Your instructions
Each entry that follows needs to be written out exactly, with nothing left out.

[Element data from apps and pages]
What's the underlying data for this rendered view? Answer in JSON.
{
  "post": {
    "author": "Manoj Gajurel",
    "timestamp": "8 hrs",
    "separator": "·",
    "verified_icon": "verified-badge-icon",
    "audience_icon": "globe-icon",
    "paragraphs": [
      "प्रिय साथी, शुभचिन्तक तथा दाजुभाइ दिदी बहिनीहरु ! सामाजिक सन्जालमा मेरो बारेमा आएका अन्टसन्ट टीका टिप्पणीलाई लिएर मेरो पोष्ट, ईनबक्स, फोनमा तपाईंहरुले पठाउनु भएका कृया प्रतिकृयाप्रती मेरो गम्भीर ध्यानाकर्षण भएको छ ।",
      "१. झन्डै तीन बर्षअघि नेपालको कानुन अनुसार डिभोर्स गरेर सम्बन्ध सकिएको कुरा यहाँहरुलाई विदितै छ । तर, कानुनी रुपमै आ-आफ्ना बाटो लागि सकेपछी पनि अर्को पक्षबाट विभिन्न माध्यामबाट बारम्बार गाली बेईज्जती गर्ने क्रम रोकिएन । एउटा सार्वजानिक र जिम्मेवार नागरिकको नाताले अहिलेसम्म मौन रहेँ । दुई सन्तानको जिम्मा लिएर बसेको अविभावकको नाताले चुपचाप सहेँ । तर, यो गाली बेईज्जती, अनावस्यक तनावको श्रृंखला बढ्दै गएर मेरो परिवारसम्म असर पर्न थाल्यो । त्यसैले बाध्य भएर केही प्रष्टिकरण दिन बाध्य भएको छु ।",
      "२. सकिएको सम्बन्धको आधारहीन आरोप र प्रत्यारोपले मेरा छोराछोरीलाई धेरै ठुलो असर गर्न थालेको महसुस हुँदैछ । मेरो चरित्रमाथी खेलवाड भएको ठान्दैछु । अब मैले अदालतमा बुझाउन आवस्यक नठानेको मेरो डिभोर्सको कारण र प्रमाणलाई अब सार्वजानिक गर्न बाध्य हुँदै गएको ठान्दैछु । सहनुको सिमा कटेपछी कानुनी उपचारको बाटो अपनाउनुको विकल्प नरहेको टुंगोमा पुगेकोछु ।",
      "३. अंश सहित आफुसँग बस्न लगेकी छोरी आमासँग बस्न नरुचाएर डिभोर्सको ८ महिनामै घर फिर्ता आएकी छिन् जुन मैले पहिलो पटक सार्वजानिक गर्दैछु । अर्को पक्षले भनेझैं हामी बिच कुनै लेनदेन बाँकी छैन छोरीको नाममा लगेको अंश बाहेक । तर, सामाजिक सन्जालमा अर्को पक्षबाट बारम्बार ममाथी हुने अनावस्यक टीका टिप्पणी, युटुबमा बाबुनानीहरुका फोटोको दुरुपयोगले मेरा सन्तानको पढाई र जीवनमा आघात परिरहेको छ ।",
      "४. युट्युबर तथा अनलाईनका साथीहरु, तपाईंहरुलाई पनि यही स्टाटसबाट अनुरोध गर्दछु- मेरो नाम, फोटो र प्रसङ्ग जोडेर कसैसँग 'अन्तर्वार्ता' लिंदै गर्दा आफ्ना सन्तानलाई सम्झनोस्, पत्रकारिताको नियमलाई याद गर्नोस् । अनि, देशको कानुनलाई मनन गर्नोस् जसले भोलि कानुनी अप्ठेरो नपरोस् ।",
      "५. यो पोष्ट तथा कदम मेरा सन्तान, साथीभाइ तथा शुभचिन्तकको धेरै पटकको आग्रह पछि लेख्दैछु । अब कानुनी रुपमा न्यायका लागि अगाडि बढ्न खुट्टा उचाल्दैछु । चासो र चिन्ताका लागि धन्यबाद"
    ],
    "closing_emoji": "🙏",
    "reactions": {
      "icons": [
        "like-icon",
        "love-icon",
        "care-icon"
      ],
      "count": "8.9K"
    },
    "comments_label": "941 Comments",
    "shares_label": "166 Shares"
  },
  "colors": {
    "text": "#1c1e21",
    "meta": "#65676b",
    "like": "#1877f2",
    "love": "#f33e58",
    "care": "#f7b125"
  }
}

Output below
What's the underlying data for this rendered view? Answer in JSON.
{
  "post": {
    "author": "Manoj Gajurel",
    "timestamp": "8 hrs",
    "separator": "·",
    "verified_icon": "verified-badge-icon",
    "audience_icon": "globe-icon",
    "paragraphs": [
      "प्रिय साथी, शुभचिन्तक तथा दाजुभाइ दिदी बहिनीहरु ! सामाजिक सन्जालमा मेरो बारेमा आएका अन्टसन्ट टीका टिप्पणीलाई लिएर मेरो पोष्ट, ईनबक्स, फोनमा तपाईंहरुले पठाउनु भएका कृया प्रतिकृयाप्रती मेरो गम्भीर ध्यानाकर्षण भएको छ ।",
      "१. झन्डै तीन बर्षअघि नेपालको कानुन अनुसार डिभोर्स गरेर सम्बन्ध सकिएको कुरा यहाँहरुलाई विदितै छ । तर, कानुनी रुपमै आ-आफ्ना बाटो लागि सकेपछी पनि अर्को पक्षबाट विभिन्न माध्यामबाट बारम्बार गाली बेईज्जती गर्ने क्रम रोकिएन । एउटा सार्वजानिक र जिम्मेवार नागरिकको नाताले अहिलेसम्म मौन रहेँ । दुई सन्तानको जिम्मा लिएर बसेको अविभावकको नाताले चुपचाप सहेँ । तर, यो गाली बेईज्जती, अनावस्यक तनावको श्रृंखला बढ्दै गएर मेरो परिवारसम्म असर पर्न थाल्यो । त्यसैले बाध्य भएर केही प्रष्टिकरण दिन बाध्य भएको छु ।",
      "२. सकिएको सम्बन्धको आधारहीन आरोप र प्रत्यारोपले मेरा छोराछोरीलाई धेरै ठुलो असर गर्न थालेको महसुस हुँदैछ । मेरो चरित्रमाथी खेलवाड भएको ठान्दैछु । अब मैले अदालतमा बुझाउन आवस्यक नठानेको मेरो डिभोर्सको कारण र प्रमाणलाई अब सार्वजानिक गर्न बाध्य हुँदै गएको ठान्दैछु । सहनुको सिमा कटेपछी कानुनी उपचारको बाटो अपनाउनुको विकल्प नरहेको टुंगोमा पुगेकोछु ।",
      "३. अंश सहित आफुसँग बस्न लगेकी छोरी आमासँग बस्न नरुचाएर डिभोर्सको ८ महिनामै घर फिर्ता आएकी छिन् जुन मैले पहिलो पटक सार्वजानिक गर्दैछु । अर्को पक्षले भनेझैं हामी बिच कुनै लेनदेन बाँकी छैन छोरीको नाममा लगेको अंश बाहेक । तर, सामाजिक सन्जालमा अर्को पक्षबाट बारम्बार ममाथी हुने अनावस्यक टीका टिप्पणी, युटुबमा बाबुनानीहरुका फोटोको दुरुपयोगले मेरा सन्तानको पढाई र जीवनमा आघात परिरहेको छ ।",
      "४. युट्युबर तथा अनलाईनका साथीहरु, तपाईंहरुलाई पनि यही स्टाटसबाट अनुरोध गर्दछु- मेरो नाम, फोटो र प्रसङ्ग जोडेर कसैसँग 'अन्तर्वार्ता' लिंदै गर्दा आफ्ना सन्तानलाई सम्झनोस्, पत्रकारिताको नियमलाई याद गर्नोस् । अनि, देशको कानुनलाई मनन गर्नोस् जसले भोलि कानुनी अप्ठेरो नपरोस् ।",
      "५. यो पोष्ट तथा कदम मेरा सन्तान, साथीभाइ तथा शुभचिन्तकको धेरै पटकको आग्रह पछि लेख्दैछु । अब कानुनी रुपमा न्यायका लागि अगाडि बढ्न खुट्टा उचाल्दैछु । चासो र चिन्ताका लागि धन्यबाद"
    ],
    "closing_emoji": "🙏",
    "reactions": {
      "icons": [
        "like-icon",
        "love-icon",
        "care-icon"
      ],
      "count": "8.9K"
    },
    "comments_label": "941 Comments",
    "shares_label": "166 Shares"
  },
  "colors": {
    "text": "#1c1e21",
    "meta": "#65676b",
    "like": "#1877f2",
    "love": "#f33e58",
    "care": "#f7b125"
  }
}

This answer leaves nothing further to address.